_Data records_:
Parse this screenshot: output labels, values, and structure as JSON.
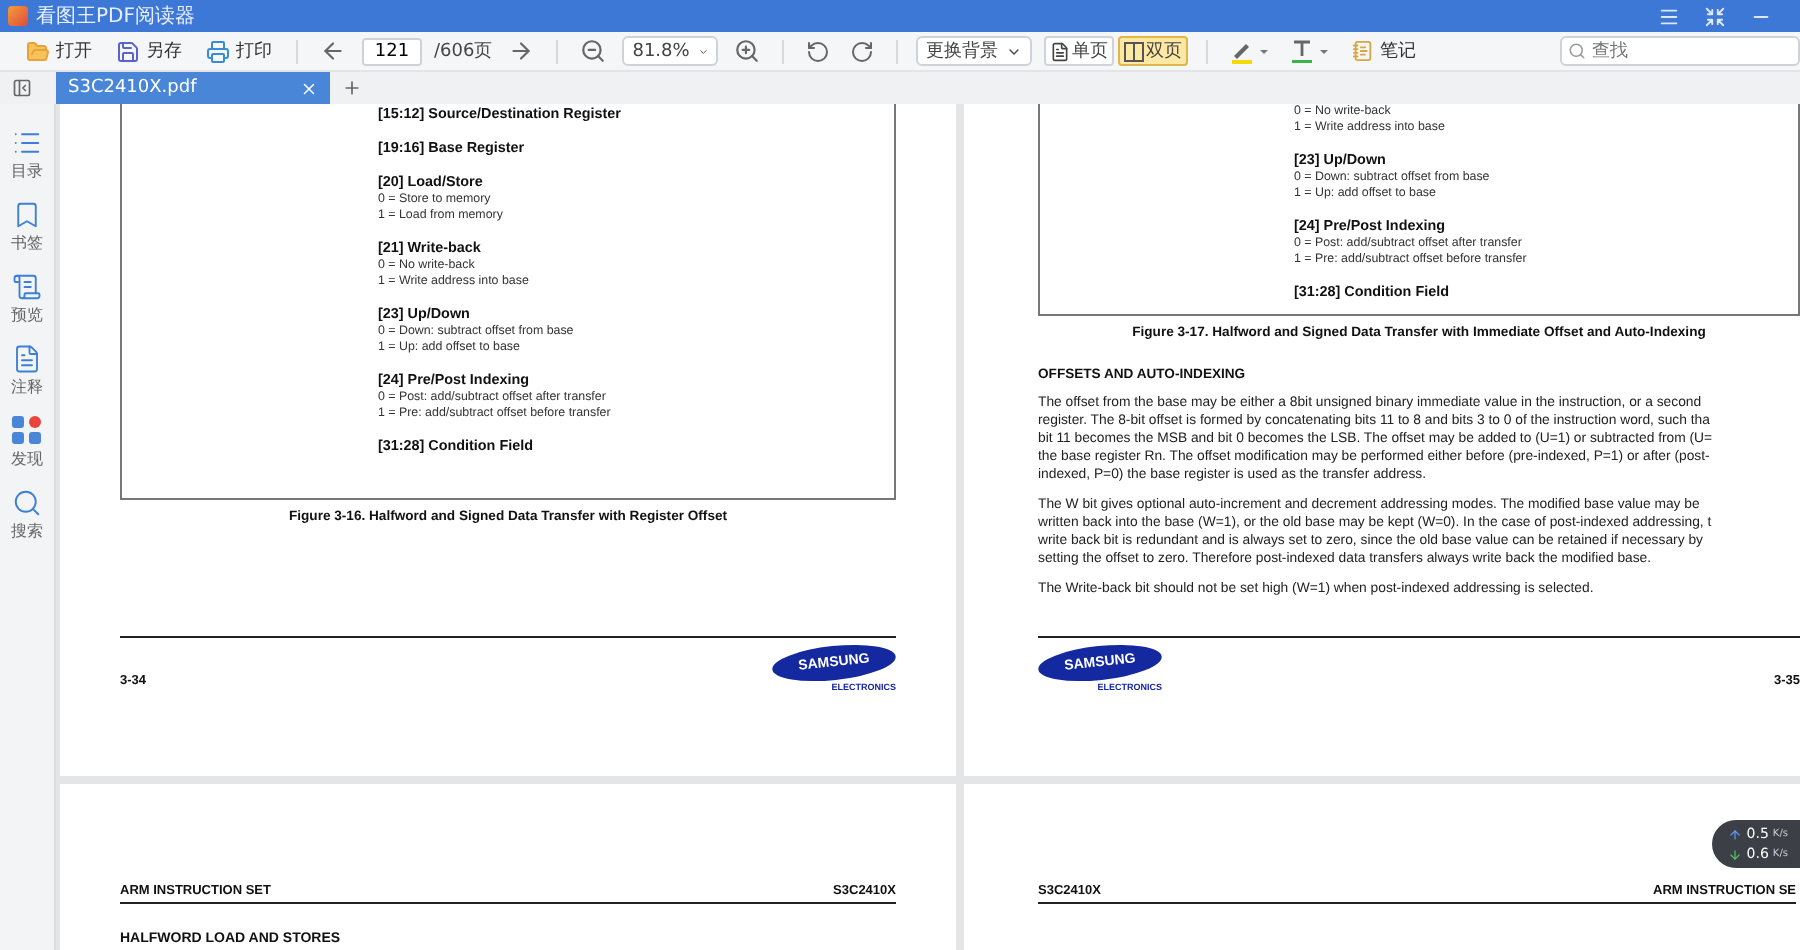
{
  "window": {
    "title": "看图王PDF阅读器"
  },
  "toolbar": {
    "file_buttons": [
      {
        "kind": "open",
        "label": "打开"
      },
      {
        "kind": "save",
        "label": "另存"
      },
      {
        "kind": "print",
        "label": "打印"
      }
    ],
    "page": {
      "value": "121",
      "total": "/606页"
    },
    "zoom": {
      "value": "81.8%"
    },
    "background": {
      "label": "更换背景"
    },
    "view_modes": [
      {
        "kind": "single",
        "label": "单页",
        "selected": false
      },
      {
        "kind": "double",
        "label": "双页",
        "selected": true
      }
    ],
    "note": {
      "label": "笔记"
    },
    "search": {
      "placeholder": "查找"
    }
  },
  "tabs": [
    {
      "label": "S3C2410X.pdf",
      "selected": true
    }
  ],
  "sidebar": {
    "items": [
      {
        "kind": "toc",
        "label": "目录"
      },
      {
        "kind": "bookmark",
        "label": "书签"
      },
      {
        "kind": "preview",
        "label": "预览"
      },
      {
        "kind": "annotation",
        "label": "注释"
      },
      {
        "kind": "discover",
        "label": "发现"
      },
      {
        "kind": "search",
        "label": "搜索"
      }
    ]
  },
  "pages": [
    {
      "kind": "left",
      "fields": [
        {
          "title": "[15:12] Source/Destination Register"
        },
        {
          "title": "[19:16] Base Register"
        },
        {
          "title": "[20] Load/Store",
          "lines": [
            "0 = Store to memory",
            "1 = Load from memory"
          ]
        },
        {
          "title": "[21] Write-back",
          "lines": [
            "0 = No write-back",
            "1 = Write address into base"
          ]
        },
        {
          "title": "[23] Up/Down",
          "lines": [
            "0 = Down: subtract offset from base",
            "1 = Up: add offset to base"
          ]
        },
        {
          "title": "[24] Pre/Post Indexing",
          "lines": [
            "0 = Post: add/subtract offset after transfer",
            "1 = Pre: add/subtract offset before transfer"
          ]
        },
        {
          "title": "[31:28] Condition Field"
        }
      ],
      "caption": "Figure 3-16. Halfword and Signed Data Transfer with Register Offset",
      "footer": {
        "page_number": "3-34",
        "logo": "SAMSUNG",
        "logo_sub": "ELECTRONICS"
      }
    },
    {
      "kind": "right",
      "fields": [
        {
          "lines": [
            "0 = No write-back",
            "1 = Write address into base"
          ]
        },
        {
          "title": "[23] Up/Down",
          "lines": [
            "0 = Down: subtract offset from base",
            "1 = Up: add offset to base"
          ]
        },
        {
          "title": "[24] Pre/Post Indexing",
          "lines": [
            "0 = Post: add/subtract offset after transfer",
            "1 = Pre: add/subtract offset before transfer"
          ]
        },
        {
          "title": "[31:28] Condition Field"
        }
      ],
      "caption": "Figure 3-17. Halfword and Signed Data Transfer with Immediate Offset and Auto-Indexing",
      "heading": "OFFSETS AND AUTO-INDEXING",
      "paragraphs": [
        {
          "lines": [
            "The offset from the base may be either a 8bit unsigned binary immediate value in the instruction, or a second",
            "register. The 8-bit offset is formed by concatenating bits 11 to 8 and bits 3 to 0 of the instruction word, such tha",
            "bit 11 becomes the MSB and bit 0 becomes the LSB. The offset may be added to (U=1) or subtracted from (U=",
            "the base register Rn. The offset modification may be performed either before (pre-indexed, P=1) or after (post-",
            "indexed, P=0) the base register is used as the transfer address."
          ]
        },
        {
          "lines": [
            "The W bit gives optional auto-increment and decrement addressing modes. The modified base value may be",
            "written back into the base (W=1), or the old base may be kept (W=0). In the case of post-indexed addressing, t",
            "write back bit is redundant and is always set to zero, since the old base value can be retained if necessary by",
            "setting the offset to zero. Therefore post-indexed data transfers always write back the modified base."
          ]
        },
        {
          "lines": [
            "The Write-back bit should not be set high (W=1) when post-indexed addressing is selected."
          ]
        }
      ],
      "footer": {
        "page_number": "3-35",
        "logo": "SAMSUNG",
        "logo_sub": "ELECTRONICS"
      }
    }
  ],
  "next_pages": [
    {
      "kind": "left",
      "header": {
        "left": "ARM INSTRUCTION SET",
        "right": "S3C2410X"
      },
      "heading": "HALFWORD LOAD AND STORES"
    },
    {
      "kind": "right",
      "header": {
        "left": "S3C2410X",
        "right": "ARM INSTRUCTION SE"
      }
    }
  ],
  "network_widget": {
    "rows": [
      {
        "kind": "up",
        "value": "0.5",
        "unit": "K/s"
      },
      {
        "kind": "down",
        "value": "0.6",
        "unit": "K/s"
      }
    ]
  }
}
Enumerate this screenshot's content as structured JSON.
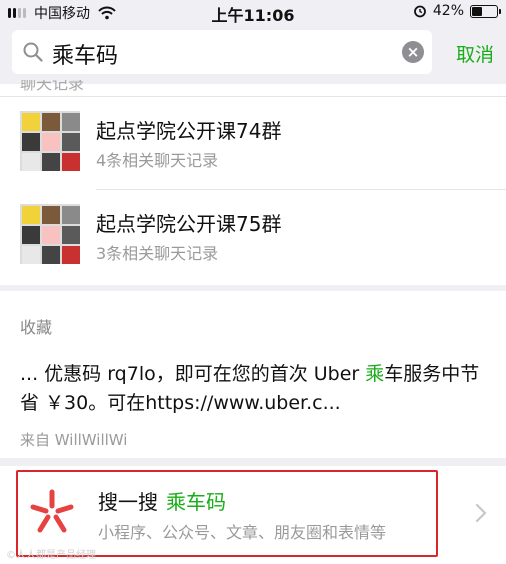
{
  "status_bar": {
    "carrier": "中国移动",
    "time": "上午11:06",
    "battery_percent": "42%",
    "battery_level": 0.42,
    "signal_bars_filled": 2,
    "signal_bars_total": 4,
    "icons": [
      "signal-icon",
      "wifi-icon",
      "alarm-icon",
      "battery-icon"
    ]
  },
  "search": {
    "value": "乘车码",
    "cancel_label": "取消",
    "clear_icon": "close-circle-icon"
  },
  "chat_section": {
    "header": "聊天记录",
    "items": [
      {
        "title": "起点学院公开课74群",
        "subtitle": "4条相关聊天记录"
      },
      {
        "title": "起点学院公开课75群",
        "subtitle": "3条相关聊天记录"
      }
    ]
  },
  "favorites_section": {
    "header": "收藏",
    "text_before": "... 优惠码 rq7lo，即可在您的首次 Uber ",
    "text_highlight": "乘",
    "text_after": "车服务中节省 ￥30。可在https://www.uber.c...",
    "source": "来自 WillWillWi"
  },
  "sousou": {
    "title": "搜一搜",
    "keyword": "乘车码",
    "subtitle": "小程序、公众号、文章、朋友圈和表情等",
    "icon": "sousou-logo-icon",
    "chevron": "chevron-right-icon"
  },
  "watermark": "©人人都是产品经理",
  "colors": {
    "accent_green": "#1aad19",
    "highlight_frame_red": "#d9262c",
    "logo_red": "#e64340",
    "background_gray": "#efeff4"
  }
}
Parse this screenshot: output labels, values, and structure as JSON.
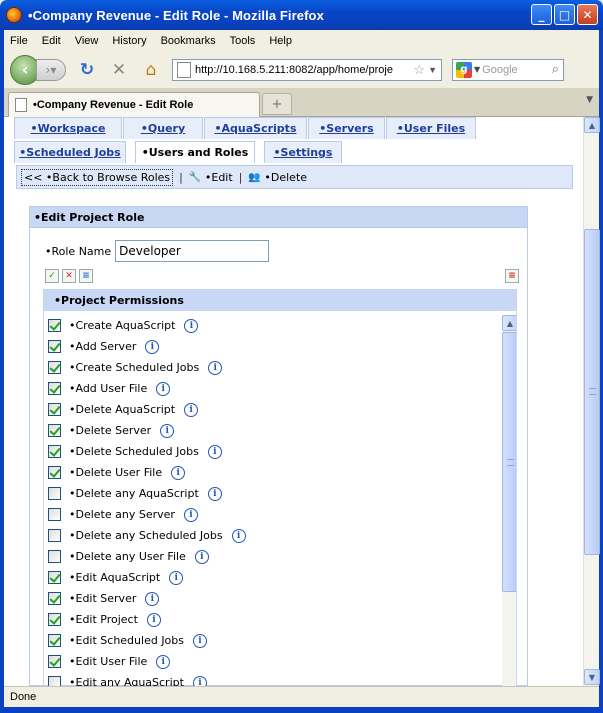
{
  "window": {
    "title": "•Company Revenue - Edit Role - Mozilla Firefox"
  },
  "menu": [
    "File",
    "Edit",
    "View",
    "History",
    "Bookmarks",
    "Tools",
    "Help"
  ],
  "browser": {
    "url": "http://10.168.5.211:8082/app/home/proje",
    "search_placeholder": "Google",
    "tab_title": "•Company Revenue - Edit Role",
    "new_tab": "+",
    "status": "Done"
  },
  "app_tabs_row1": [
    "•Workspace",
    "•Query",
    "•AquaScripts",
    "•Servers",
    "•User Files"
  ],
  "app_tabs_row2": [
    "•Scheduled Jobs",
    "•Users and Roles",
    "•Settings"
  ],
  "active_tab": "•Users and Roles",
  "toolbar": {
    "back": "<< •Back to Browse Roles",
    "edit": "•Edit",
    "delete": "•Delete",
    "sep": "|"
  },
  "panel": {
    "title": "•Edit Project Role",
    "role_name_label": "•Role Name",
    "role_name_value": "Developer",
    "permissions_title": "•Project Permissions"
  },
  "permissions": [
    {
      "label": "•Create AquaScript",
      "checked": true
    },
    {
      "label": "•Add Server",
      "checked": true
    },
    {
      "label": "•Create Scheduled Jobs",
      "checked": true
    },
    {
      "label": "•Add User File",
      "checked": true
    },
    {
      "label": "•Delete AquaScript",
      "checked": true
    },
    {
      "label": "•Delete Server",
      "checked": true
    },
    {
      "label": "•Delete Scheduled Jobs",
      "checked": true
    },
    {
      "label": "•Delete User File",
      "checked": true
    },
    {
      "label": "•Delete any AquaScript",
      "checked": false
    },
    {
      "label": "•Delete any Server",
      "checked": false
    },
    {
      "label": "•Delete any Scheduled Jobs",
      "checked": false
    },
    {
      "label": "•Delete any User File",
      "checked": false
    },
    {
      "label": "•Edit AquaScript",
      "checked": true
    },
    {
      "label": "•Edit Server",
      "checked": true
    },
    {
      "label": "•Edit Project",
      "checked": true
    },
    {
      "label": "•Edit Scheduled Jobs",
      "checked": true
    },
    {
      "label": "•Edit User File",
      "checked": true
    },
    {
      "label": "•Edit any AquaScript",
      "checked": false
    }
  ]
}
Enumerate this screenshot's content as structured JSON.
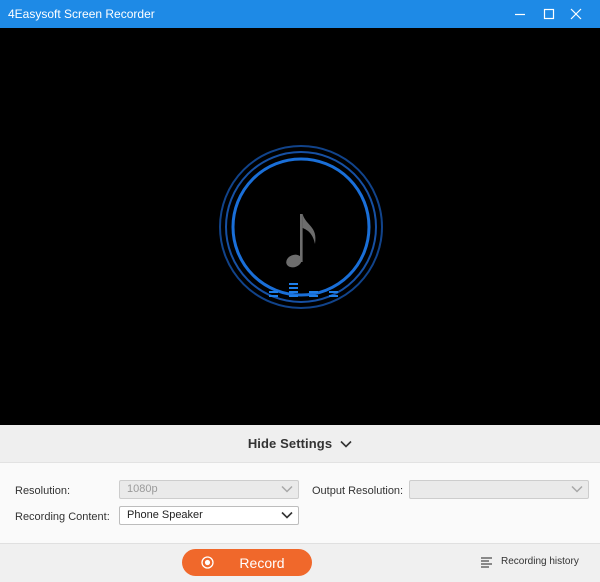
{
  "window": {
    "title": "4Easysoft Screen Recorder"
  },
  "settings_toggle": {
    "label": "Hide Settings"
  },
  "settings": {
    "resolution_label": "Resolution:",
    "resolution_value": "1080p",
    "output_resolution_label": "Output Resolution:",
    "output_resolution_value": "",
    "recording_content_label": "Recording Content:",
    "recording_content_value": "Phone Speaker"
  },
  "actions": {
    "record_label": "Record",
    "history_label": "Recording history"
  },
  "colors": {
    "titlebar": "#1e8ae6",
    "accent_blue": "#1a6fd8",
    "record_orange": "#f0682b",
    "preview_bg": "#000000"
  },
  "icons": [
    "minimize-icon",
    "maximize-icon",
    "close-icon",
    "music-note-icon",
    "equalizer-icon",
    "chevron-down-icon",
    "record-dot-icon",
    "list-icon"
  ]
}
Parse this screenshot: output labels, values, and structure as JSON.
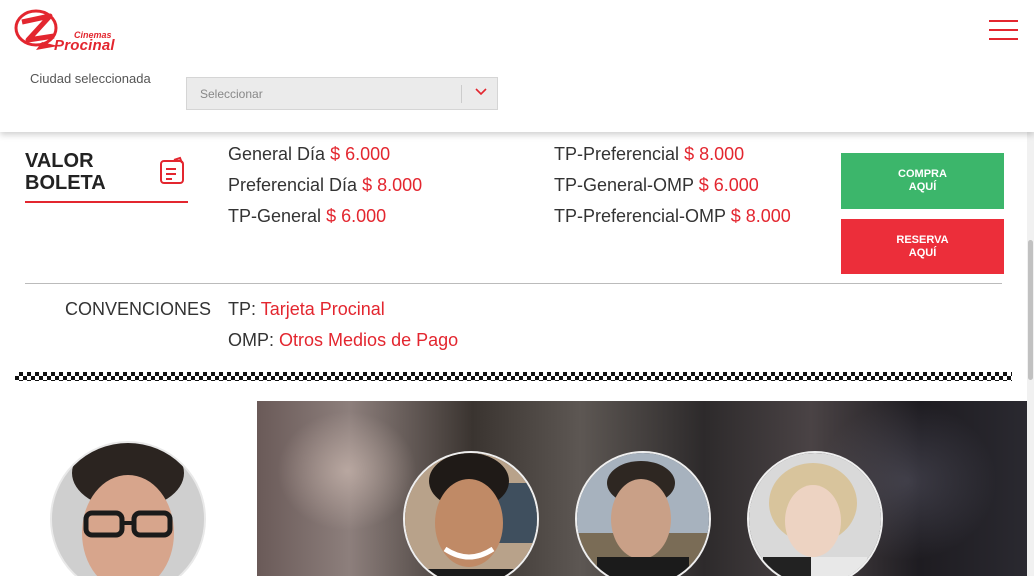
{
  "header": {
    "logo_small": "Cinemas",
    "logo_big": "Procinal",
    "city_label": "Ciudad seleccionada",
    "city_select_value": "Seleccionar"
  },
  "valor_boleta": {
    "title_line1": "VALOR",
    "title_line2": "BOLETA",
    "prices_left": [
      {
        "label": "General Día",
        "amount": "$ 6.000"
      },
      {
        "label": "Preferencial Día",
        "amount": "$ 8.000"
      },
      {
        "label": "TP-General",
        "amount": "$ 6.000"
      }
    ],
    "prices_right": [
      {
        "label": "TP-Preferencial",
        "amount": "$ 8.000"
      },
      {
        "label": "TP-General-OMP",
        "amount": "$ 6.000"
      },
      {
        "label": "TP-Preferencial-OMP",
        "amount": "$ 8.000"
      }
    ]
  },
  "buttons": {
    "compra_line1": "COMPRA",
    "compra_line2": "AQUÍ",
    "reserva_line1": "RESERVA",
    "reserva_line2": "AQUÍ"
  },
  "conventions": {
    "label": "CONVENCIONES",
    "items": [
      {
        "abbr": "TP:",
        "meaning": "Tarjeta Procinal"
      },
      {
        "abbr": "OMP:",
        "meaning": "Otros Medios de Pago"
      }
    ]
  },
  "colors": {
    "brand_red": "#e3262f",
    "compra_green": "#3cb66b",
    "reserva_red": "#ec2e3a"
  },
  "icons": [
    "menu-icon",
    "chevron-down-icon",
    "ticket-icon"
  ]
}
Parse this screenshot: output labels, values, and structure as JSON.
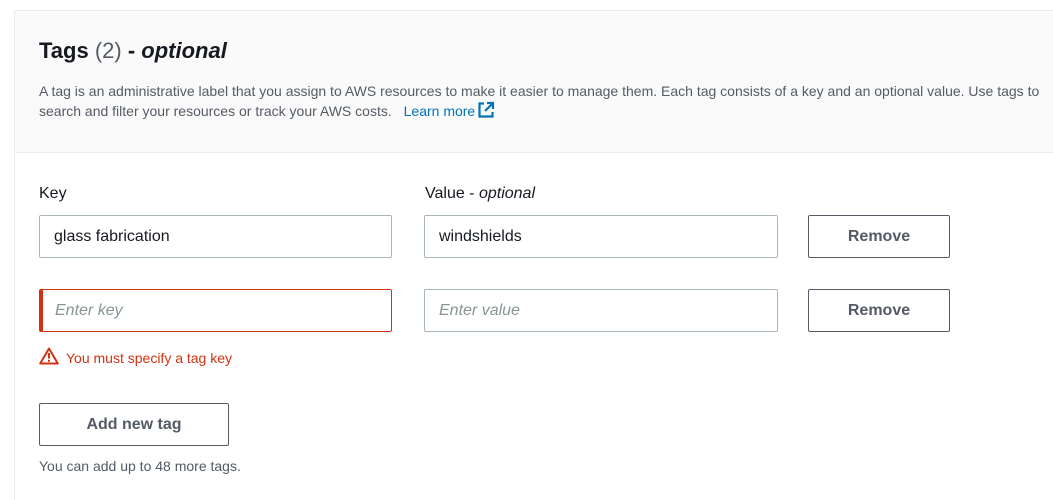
{
  "header": {
    "title": "Tags",
    "count": "(2)",
    "separator": " - ",
    "optional": "optional",
    "description": "A tag is an administrative label that you assign to AWS resources to make it easier to manage them. Each tag consists of a key and an optional value. Use tags to search and filter your resources or track your AWS costs.",
    "learn_more": "Learn more"
  },
  "columns": {
    "key_label": "Key",
    "value_label": "Value - ",
    "value_optional": "optional"
  },
  "tags": [
    {
      "key": "glass fabrication",
      "key_placeholder": "Enter key",
      "value": "windshields",
      "value_placeholder": "Enter value",
      "remove_label": "Remove"
    },
    {
      "key": "",
      "key_placeholder": "Enter key",
      "value": "",
      "value_placeholder": "Enter value",
      "remove_label": "Remove",
      "error": "You must specify a tag key"
    }
  ],
  "add_tag_label": "Add new tag",
  "hint": "You can add up to 48 more tags.",
  "colors": {
    "error": "#d13212",
    "link": "#0073bb",
    "text": "#16191f",
    "secondary_text": "#545b64",
    "input_border": "#aab7b8"
  },
  "icons": {
    "external_link": "external-link-icon",
    "warning": "warning-icon"
  }
}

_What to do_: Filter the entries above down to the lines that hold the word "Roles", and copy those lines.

_Exercise solution_:
    "•Users and Roles",
  "active_tab": "•Users and Roles",
    "back": "<< •Back to Browse Roles",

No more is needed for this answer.